Below is an article from Sojourners magazine.
What cause do you suppose could bring more than 25,000 evangelical Christians together in San Francisco this past weekend: Immigration? The Iraq war? Climate change? Nope, a celebration of "virtue."
The two-day rally branded itself as Battle Cry for a Generation and fits into a broader national campaign to provide Christian youth with alternative entertainment - Christian rock and rap - and teach clear values.
The moving force behind the campaign is Ron Luce, host of the cable television show Acquire the Fire and author of literature geared for Christian teens. Luce freely uses the language of warfare to express how youth are under attack from a culture that celebrates wanton violence and sexual promiscuity. Corporate commercial centers target youth with a "virtue terrorism," Luce charges, and are winning the battle for their souls. Luce frames his efforts as a culture war, and wants to arm Christian youth with Bible-based solutions for life. The red flags and slogans he uses for Battle Cry for a Generation are revolutionary chic and emotive. Luce is savvy enough to realize that if you are going to resist mainstream pop culture, you have to provide youth a compelling alternative.
Despite my misgivings about the onward Christian soldier motif, I share the concerns that inspire the Battle Cry movement. As a father of four children quickly moving into adolescence I am painfully aware of how advertisers and entertainment outlets hone in on their demographic. The sexualization of youth culture is a primary tool to motivate their desires for consumer behavior. At first blush, that statement appears to be an oversimplification. It's not - titillation is the engine that drives the commercial machine.
So when Luce bemoans the MTV stereotypes of attractive young women and the celluloid images of manhood packed with violence, I am ready to raise his red flag of counter cultural resistance. I, too, do not let my kids run loose on MySpace and closely monitor the DVDs they bring into the house. So much of pop culture is a values cesspool, and I want my kids to understand how those distorted values corrupt a healthy soul.
Of late there have been some encouraging trends in pop culture. A relatively new film company, Walden Films, is making family entertainment that embeds meaningful values. The Lion, the Witch and the Wardrobe and Charlotte's Web are two of their initial forays into the theaters. And at a time when marketers tell us that only promiscuous sex and violence sell, a rather wholesome "High School Musical" has become a pop phenomenon. These successes hopefully will spawn a new wave of media that I will be happy to see make its way into my home.
Thus, it saddens me to see an event such as the Battle Cry for a Generation rally detour off its original path. It throws itself into the polarized debates on same-sex marriage and abortion. Ostensibly, that is why San Francisco was chosen as the site of the high profile rally last weekend. According to the San Francisco Chronicle, the Battle Cry invitation stated, "[Come to] the very City Hall steps where several months ago, gay marriages were celebrated for all the world to see."

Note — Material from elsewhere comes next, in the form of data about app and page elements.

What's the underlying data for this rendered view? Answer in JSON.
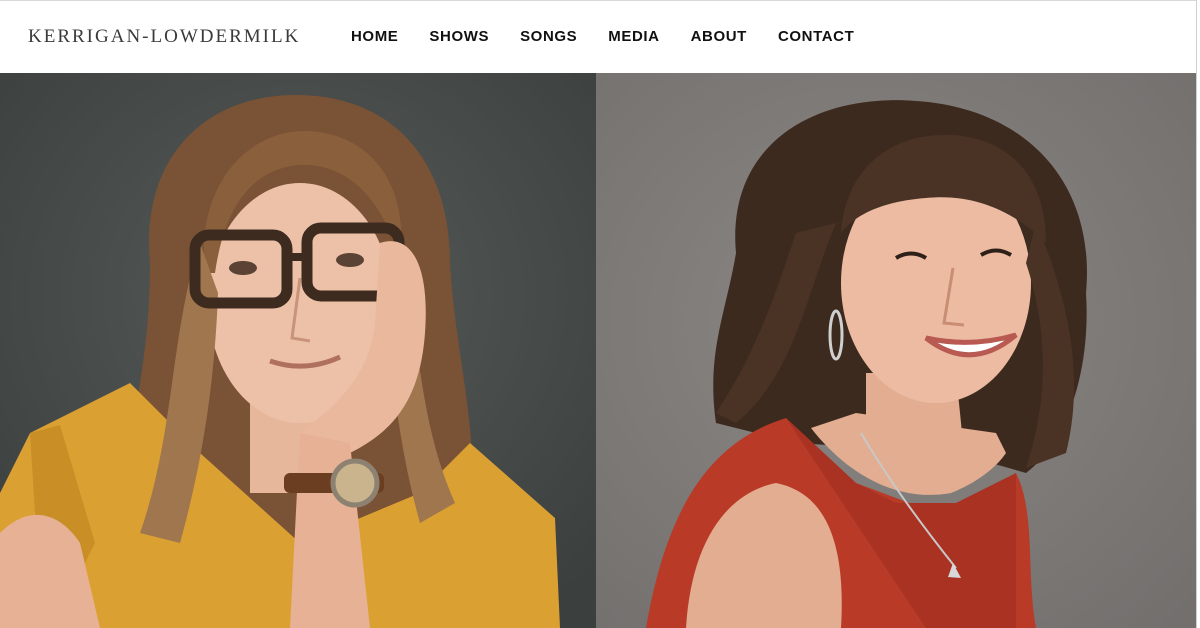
{
  "header": {
    "logo": "KERRIGAN-LOWDERMILK",
    "nav": [
      {
        "label": "HOME"
      },
      {
        "label": "SHOWS"
      },
      {
        "label": "SONGS"
      },
      {
        "label": "MEDIA"
      },
      {
        "label": "ABOUT"
      },
      {
        "label": "CONTACT"
      }
    ]
  },
  "hero": {
    "left_photo": {
      "icon": "portrait-photo",
      "colors": {
        "background": "#474b4a",
        "top": "#e5ac2e",
        "hair": "#8a5f3c"
      }
    },
    "right_photo": {
      "icon": "portrait-photo",
      "colors": {
        "background": "#7e7b79",
        "top": "#b83a27",
        "hair": "#3d2a1f"
      }
    }
  }
}
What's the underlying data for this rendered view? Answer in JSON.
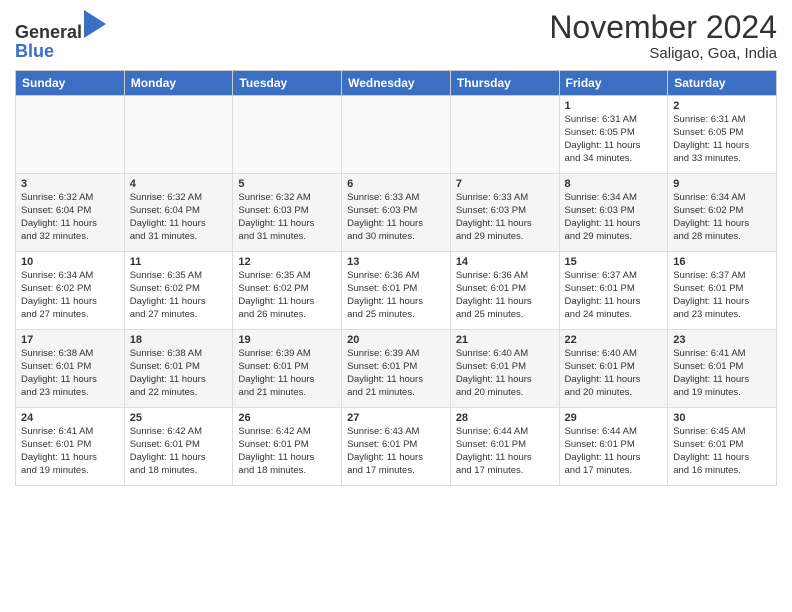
{
  "header": {
    "logo_general": "General",
    "logo_blue": "Blue",
    "month_title": "November 2024",
    "location": "Saligao, Goa, India"
  },
  "weekdays": [
    "Sunday",
    "Monday",
    "Tuesday",
    "Wednesday",
    "Thursday",
    "Friday",
    "Saturday"
  ],
  "weeks": [
    [
      {
        "day": "",
        "info": ""
      },
      {
        "day": "",
        "info": ""
      },
      {
        "day": "",
        "info": ""
      },
      {
        "day": "",
        "info": ""
      },
      {
        "day": "",
        "info": ""
      },
      {
        "day": "1",
        "info": "Sunrise: 6:31 AM\nSunset: 6:05 PM\nDaylight: 11 hours\nand 34 minutes."
      },
      {
        "day": "2",
        "info": "Sunrise: 6:31 AM\nSunset: 6:05 PM\nDaylight: 11 hours\nand 33 minutes."
      }
    ],
    [
      {
        "day": "3",
        "info": "Sunrise: 6:32 AM\nSunset: 6:04 PM\nDaylight: 11 hours\nand 32 minutes."
      },
      {
        "day": "4",
        "info": "Sunrise: 6:32 AM\nSunset: 6:04 PM\nDaylight: 11 hours\nand 31 minutes."
      },
      {
        "day": "5",
        "info": "Sunrise: 6:32 AM\nSunset: 6:03 PM\nDaylight: 11 hours\nand 31 minutes."
      },
      {
        "day": "6",
        "info": "Sunrise: 6:33 AM\nSunset: 6:03 PM\nDaylight: 11 hours\nand 30 minutes."
      },
      {
        "day": "7",
        "info": "Sunrise: 6:33 AM\nSunset: 6:03 PM\nDaylight: 11 hours\nand 29 minutes."
      },
      {
        "day": "8",
        "info": "Sunrise: 6:34 AM\nSunset: 6:03 PM\nDaylight: 11 hours\nand 29 minutes."
      },
      {
        "day": "9",
        "info": "Sunrise: 6:34 AM\nSunset: 6:02 PM\nDaylight: 11 hours\nand 28 minutes."
      }
    ],
    [
      {
        "day": "10",
        "info": "Sunrise: 6:34 AM\nSunset: 6:02 PM\nDaylight: 11 hours\nand 27 minutes."
      },
      {
        "day": "11",
        "info": "Sunrise: 6:35 AM\nSunset: 6:02 PM\nDaylight: 11 hours\nand 27 minutes."
      },
      {
        "day": "12",
        "info": "Sunrise: 6:35 AM\nSunset: 6:02 PM\nDaylight: 11 hours\nand 26 minutes."
      },
      {
        "day": "13",
        "info": "Sunrise: 6:36 AM\nSunset: 6:01 PM\nDaylight: 11 hours\nand 25 minutes."
      },
      {
        "day": "14",
        "info": "Sunrise: 6:36 AM\nSunset: 6:01 PM\nDaylight: 11 hours\nand 25 minutes."
      },
      {
        "day": "15",
        "info": "Sunrise: 6:37 AM\nSunset: 6:01 PM\nDaylight: 11 hours\nand 24 minutes."
      },
      {
        "day": "16",
        "info": "Sunrise: 6:37 AM\nSunset: 6:01 PM\nDaylight: 11 hours\nand 23 minutes."
      }
    ],
    [
      {
        "day": "17",
        "info": "Sunrise: 6:38 AM\nSunset: 6:01 PM\nDaylight: 11 hours\nand 23 minutes."
      },
      {
        "day": "18",
        "info": "Sunrise: 6:38 AM\nSunset: 6:01 PM\nDaylight: 11 hours\nand 22 minutes."
      },
      {
        "day": "19",
        "info": "Sunrise: 6:39 AM\nSunset: 6:01 PM\nDaylight: 11 hours\nand 21 minutes."
      },
      {
        "day": "20",
        "info": "Sunrise: 6:39 AM\nSunset: 6:01 PM\nDaylight: 11 hours\nand 21 minutes."
      },
      {
        "day": "21",
        "info": "Sunrise: 6:40 AM\nSunset: 6:01 PM\nDaylight: 11 hours\nand 20 minutes."
      },
      {
        "day": "22",
        "info": "Sunrise: 6:40 AM\nSunset: 6:01 PM\nDaylight: 11 hours\nand 20 minutes."
      },
      {
        "day": "23",
        "info": "Sunrise: 6:41 AM\nSunset: 6:01 PM\nDaylight: 11 hours\nand 19 minutes."
      }
    ],
    [
      {
        "day": "24",
        "info": "Sunrise: 6:41 AM\nSunset: 6:01 PM\nDaylight: 11 hours\nand 19 minutes."
      },
      {
        "day": "25",
        "info": "Sunrise: 6:42 AM\nSunset: 6:01 PM\nDaylight: 11 hours\nand 18 minutes."
      },
      {
        "day": "26",
        "info": "Sunrise: 6:42 AM\nSunset: 6:01 PM\nDaylight: 11 hours\nand 18 minutes."
      },
      {
        "day": "27",
        "info": "Sunrise: 6:43 AM\nSunset: 6:01 PM\nDaylight: 11 hours\nand 17 minutes."
      },
      {
        "day": "28",
        "info": "Sunrise: 6:44 AM\nSunset: 6:01 PM\nDaylight: 11 hours\nand 17 minutes."
      },
      {
        "day": "29",
        "info": "Sunrise: 6:44 AM\nSunset: 6:01 PM\nDaylight: 11 hours\nand 17 minutes."
      },
      {
        "day": "30",
        "info": "Sunrise: 6:45 AM\nSunset: 6:01 PM\nDaylight: 11 hours\nand 16 minutes."
      }
    ]
  ]
}
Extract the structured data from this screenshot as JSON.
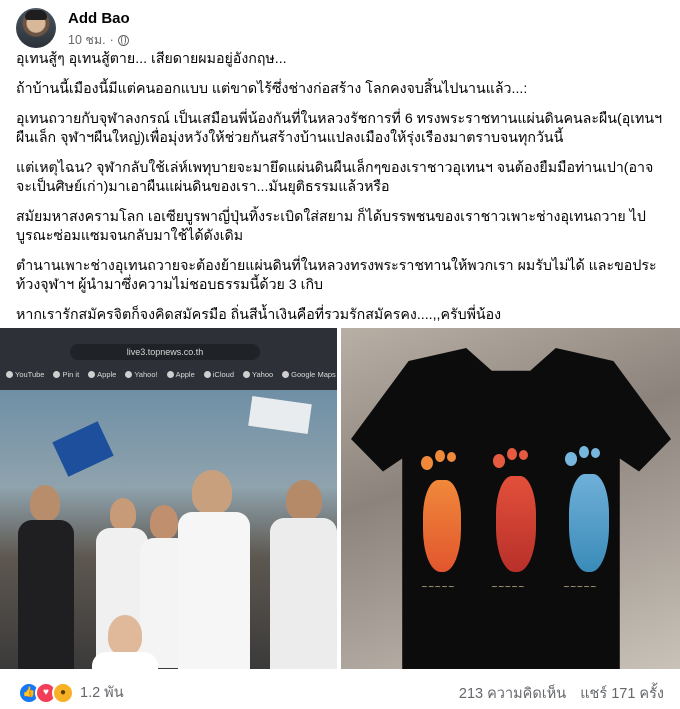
{
  "post": {
    "author": "Add Bao",
    "time": "10 ชม.",
    "separator": "·",
    "paragraphs": [
      "อุเทนสู้ๆ อุเทนสู้ตาย... เสียดายผมอยู่อังกฤษ...",
      "ถ้าบ้านนี้เมืองนี้มีแต่คนออกแบบ แต่ขาดไร้ซึ่งช่างก่อสร้าง โลกคงจบสิ้นไปนานแล้ว...:",
      "อุเทนถวายกับจุฬาลงกรณ์ เป็นเสมือนพี่น้องกันที่ในหลวงรัชการที่ 6 ทรงพระราชทานแผ่นดินคนละผืน(อุเทนฯผืนเล็ก จุฬาฯผืนใหญ่)เพื่อมุ่งหวังให้ช่วยกันสร้างบ้านแปลงเมืองให้รุ่งเรืองมาตราบจนทุกวันนี้",
      "แต่เหตุไฉน? จุฬากลับใช้เล่ห์เพทุบายจะมายึดแผ่นดินผืนเล็กๆของเราชาวอุเทนฯ จนต้องยืมมือท่านเปา(อาจจะเป็นศิษย์เก่า)มาเอาผืนแผ่นดินของเรา...มันยุติธรรมแล้วหรือ",
      "สมัยมหาสงครามโลก เอเซียบูรพาญี่ปุ่นทิ้งระเบิดใส่สยาม ก็ได้บรรพชนของเราชาวเพาะช่างอุเทนถวาย ไปบูรณะซ่อมแซมจนกลับมาใช้ได้ดังเดิม",
      "ตำนานเพาะช่างอุเทนถวายจะต้องย้ายแผ่นดินที่ในหลวงทรงพระราชทานให้พวกเรา  ผมรับไม่ได้ และขอประท้วงจุฬาฯ ผู้นำมาซึ่งความไม่ชอบธรรมนี้ด้วย 3 เกิบ",
      "หากเรารักสมัครจิตก็จงคิดสมัครมือ ถิ่นสีน้ำเงินคือที่รวมรักสมัครคง....,,ครับพี่น้อง"
    ]
  },
  "left_image": {
    "url": "live3.topnews.co.th",
    "bookmarks": [
      "YouTube",
      "Pin it",
      "Apple",
      "Yahoo!",
      "Apple",
      "iCloud",
      "Yahoo",
      "Google Maps"
    ]
  },
  "right_image": {
    "signatures": [
      "Thai signature",
      "Thai signature",
      "Thai signature"
    ]
  },
  "footer": {
    "reactions": [
      "like-icon",
      "love-icon",
      "wow-icon"
    ],
    "reaction_count": "1.2 พัน",
    "comments": "213 ความคิดเห็น",
    "shares": "แชร์ 171 ครั้ง"
  },
  "colors": {
    "like": "#1877f2",
    "love": "#f33e58",
    "wow": "#f7b125",
    "secondary_text": "#65676b"
  }
}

Predictably, advocates for a libertine culture came out of the woodwork to host a counter-rally. The San Francisco Chronicle ran a front page story covering the conflict - protesters were quoted as calling the event a "fascist mega-pep rally." In the scuffle, the profound range of issues that the Battle Cry raises are lost. Opposition to gay marriage drowns out all concerns about greed, materialism, and the assault on our kids' innocence.
Lamentably, the media fans the flames of the conflict. The Chronicle knows which story will sell papers in San Francisco, in other words. But I also fault the narrow vision of those who stand behind the Battle Cry. If you want to make a symbolic stand, why not go to the town where Desperate Housewives is filmed? Or host the rally in New York City where Sex and the City is set. A gathering outside the studios of MTV also would be rich with symbolism.
I simply cannot understand why so many evangelicals consider same-sex marriage as the prime threat to the virtue of heterosexual families. Honestly, which has ruined more marriages: The extramarital affairs that are so brazenly celebrated on Desperate Housewives or the decision of two men or two women who love each other to make their lifelong commitment public? I don't think there is any doubt about the answer to that question. Yet most discussion of sex and values in the church veers inevitably to the gay and lesbian issues.
I have a proposal: Let's do an honest appraisal of teenage sexuality and lifestyle. Let's evaluate how the values of youth are shaped, and what forces are at play to move them in one direction or another. And let's ignore those political blocs that want to utilize vital family issues for their own agenda.